The Dalit working class families of Punjab through their struggles have taken 1/3rd Panchayati land legally on contract and cooperative farming on it has shown a good way to all the agricultural labourers by providing them with their grains, vegetables, green and dry fodder. Farmers with small holdings, landless farmers, farm labourers and rural artisans can use all their resources to make their lives happier and more meaningful by learning from the Jews of Israel to help each other and moving towards cooperative agriculture.
Cooperation in meeting the machinery and financial needs can yield remarkable results. By adopting agro-based industrial units in the cooperative sector ownership structure, employment opportunities can be increased as well as the benefit of value-addition can be reaped. Consumers' rights can be protected while increasing their income by selling vegetables, milk and milk products and other agricultural commodities at special locations in cities by setting up cooperatives. This will easily dispel the misconceptions created about agricultural dependent workers.
For the peasant struggle to succeed in the long run, the peasant organizations must also overcome political and intellectual pollution. Since 1947, various political parties have been making "promises" and new promises to win elections and establish their own government. Apart from political parties, groups of farmers, farm labourers and rural artisans have been suffering under the guise of one man. To avoid such political contamination, it is very important to read, write, think together, take your problems to the society and the government through the media.
In addition to political pollution, there is an urgent need to avoid intellectual pollution that eats away at those who come in contact with it like an ambergris vine. These so-called eight-striped intellectuals come to the forefront of the struggle, get information from them about their struggle, give advice on how to turn the struggle upside down and put their full emphasis on suggesting to the rulers the methods of crushing the struggle. Therefore, in order to carry out the struggle in a democratic and peaceful manner, there is an urgent need to beware of the immortal vine of political and intellectual pollution. In this regard, workers in agriculture and other sectors should move away from the politics of religions, castes, tribes, families, territories, etc. and also focus on political initiatives with collective leadership.

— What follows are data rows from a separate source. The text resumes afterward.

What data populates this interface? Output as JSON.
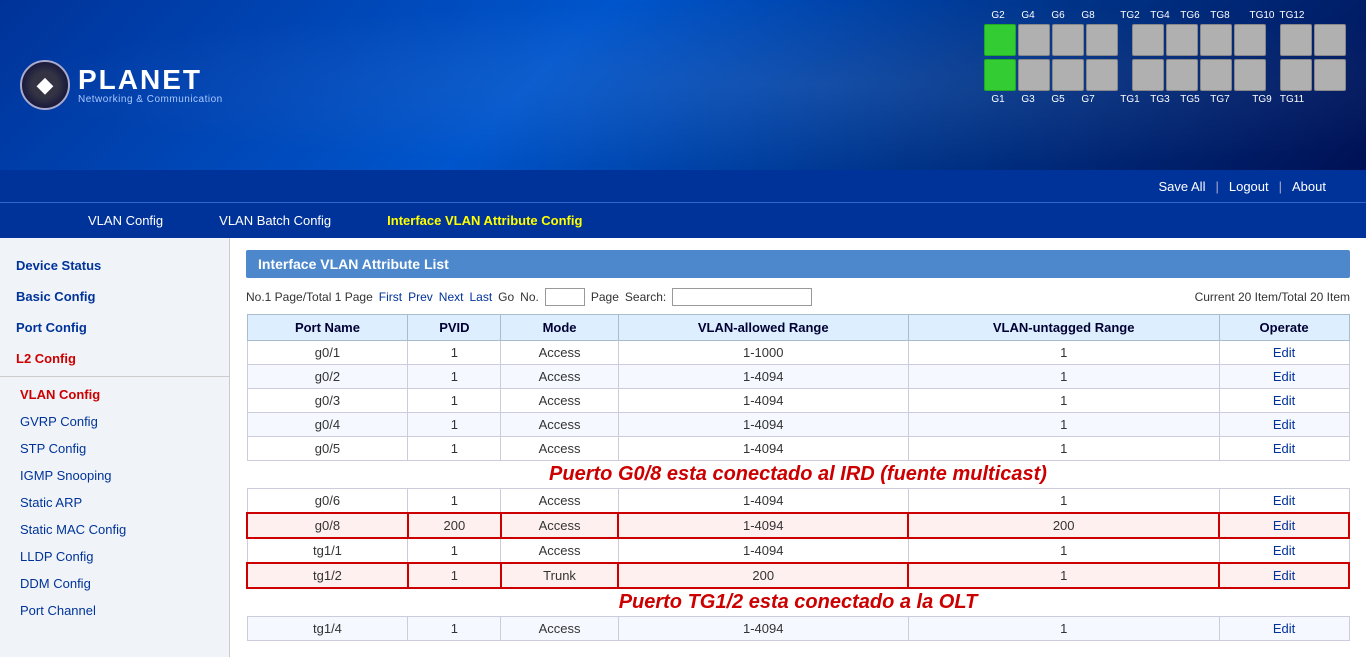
{
  "header": {
    "logo_main": "PLANET",
    "logo_sub": "Networking & Communication",
    "save_all": "Save All",
    "logout": "Logout",
    "about": "About"
  },
  "ports_top": {
    "labels": [
      "G2",
      "G4",
      "G6",
      "G8",
      "TG2",
      "TG4",
      "TG6",
      "TG8",
      "TG10",
      "TG12"
    ],
    "active": [
      0
    ]
  },
  "ports_bottom": {
    "labels": [
      "G1",
      "G3",
      "G5",
      "G7",
      "TG1",
      "TG3",
      "TG5",
      "TG7",
      "TG9",
      "TG11"
    ],
    "active": [
      0
    ]
  },
  "menu": {
    "items": [
      {
        "label": "VLAN Config",
        "active": false
      },
      {
        "label": "VLAN Batch Config",
        "active": false
      },
      {
        "label": "Interface VLAN Attribute Config",
        "active": true
      }
    ]
  },
  "sidebar": {
    "sections": [
      {
        "label": "Device Status",
        "type": "section"
      },
      {
        "label": "Basic Config",
        "type": "section"
      },
      {
        "label": "Port Config",
        "type": "section"
      },
      {
        "label": "L2 Config",
        "type": "section",
        "active": true
      },
      {
        "label": "VLAN Config",
        "type": "sub",
        "active": true
      },
      {
        "label": "GVRP Config",
        "type": "sub"
      },
      {
        "label": "STP Config",
        "type": "sub"
      },
      {
        "label": "IGMP Snooping",
        "type": "sub"
      },
      {
        "label": "Static ARP",
        "type": "sub"
      },
      {
        "label": "Static MAC Config",
        "type": "sub"
      },
      {
        "label": "LLDP Config",
        "type": "sub"
      },
      {
        "label": "DDM Config",
        "type": "sub"
      },
      {
        "label": "Port Channel",
        "type": "sub"
      }
    ]
  },
  "content": {
    "title": "Interface VLAN Attribute List",
    "pagination": {
      "info": "No.1 Page/Total 1 Page",
      "first": "First",
      "prev": "Prev",
      "next": "Next",
      "last": "Last",
      "go": "Go",
      "no_label": "No.",
      "page_label": "Page",
      "search_label": "Search:",
      "current_info": "Current 20 Item/Total 20 Item"
    },
    "table": {
      "headers": [
        "Port Name",
        "PVID",
        "Mode",
        "VLAN-allowed Range",
        "VLAN-untagged Range",
        "Operate"
      ],
      "rows": [
        {
          "port": "g0/1",
          "pvid": "1",
          "mode": "Access",
          "allowed": "1-1000",
          "untagged": "1",
          "op": "Edit"
        },
        {
          "port": "g0/2",
          "pvid": "1",
          "mode": "Access",
          "allowed": "1-4094",
          "untagged": "1",
          "op": "Edit"
        },
        {
          "port": "g0/3",
          "pvid": "1",
          "mode": "Access",
          "allowed": "1-4094",
          "untagged": "1",
          "op": "Edit"
        },
        {
          "port": "g0/4",
          "pvid": "1",
          "mode": "Access",
          "allowed": "1-4094",
          "untagged": "1",
          "op": "Edit"
        },
        {
          "port": "g0/5",
          "pvid": "1",
          "mode": "Access",
          "allowed": "1-4094",
          "untagged": "1",
          "op": "Edit"
        },
        {
          "port": "g0/6",
          "pvid": "1",
          "mode": "Access",
          "allowed": "1-4094",
          "untagged": "1",
          "op": "Edit",
          "annotation_above": "Puerto G0/8 esta conectado al IRD (fuente multicast)"
        },
        {
          "port": "g0/8",
          "pvid": "200",
          "mode": "Access",
          "allowed": "1-4094",
          "untagged": "200",
          "op": "Edit",
          "highlight": true
        },
        {
          "port": "tg1/1",
          "pvid": "1",
          "mode": "Access",
          "allowed": "1-4094",
          "untagged": "1",
          "op": "Edit"
        },
        {
          "port": "tg1/2",
          "pvid": "1",
          "mode": "Trunk",
          "allowed": "200",
          "untagged": "1",
          "op": "Edit",
          "highlight": true,
          "annotation_below": "Puerto TG1/2 esta conectado a la OLT"
        },
        {
          "port": "tg1/4",
          "pvid": "1",
          "mode": "Access",
          "allowed": "1-4094",
          "untagged": "1",
          "op": "Edit"
        }
      ]
    }
  }
}
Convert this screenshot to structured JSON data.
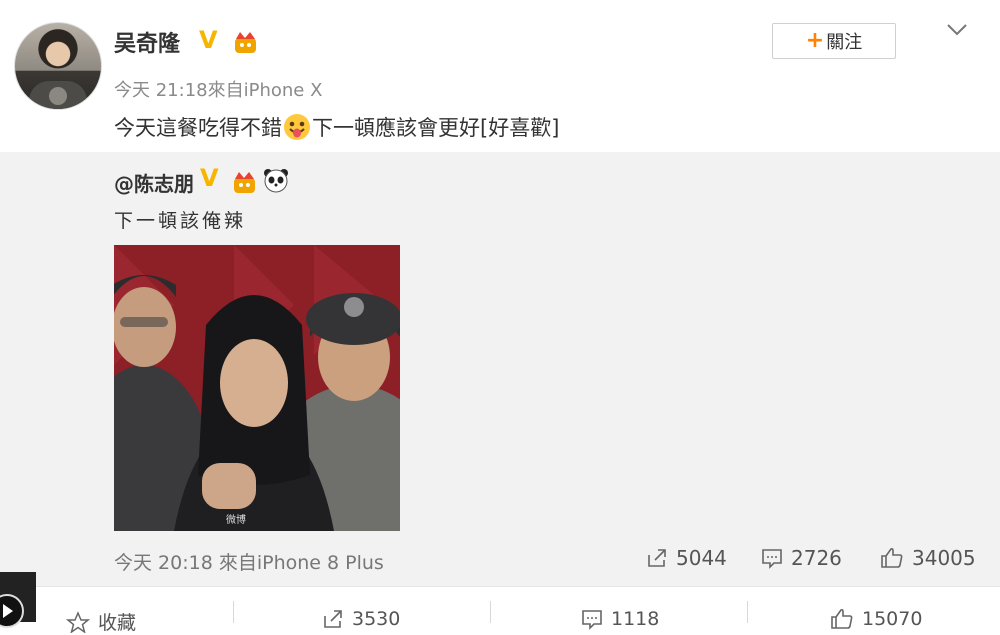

Dr. Gian Singh is Former Professor, Department of Economics, Punjabi University, Patiala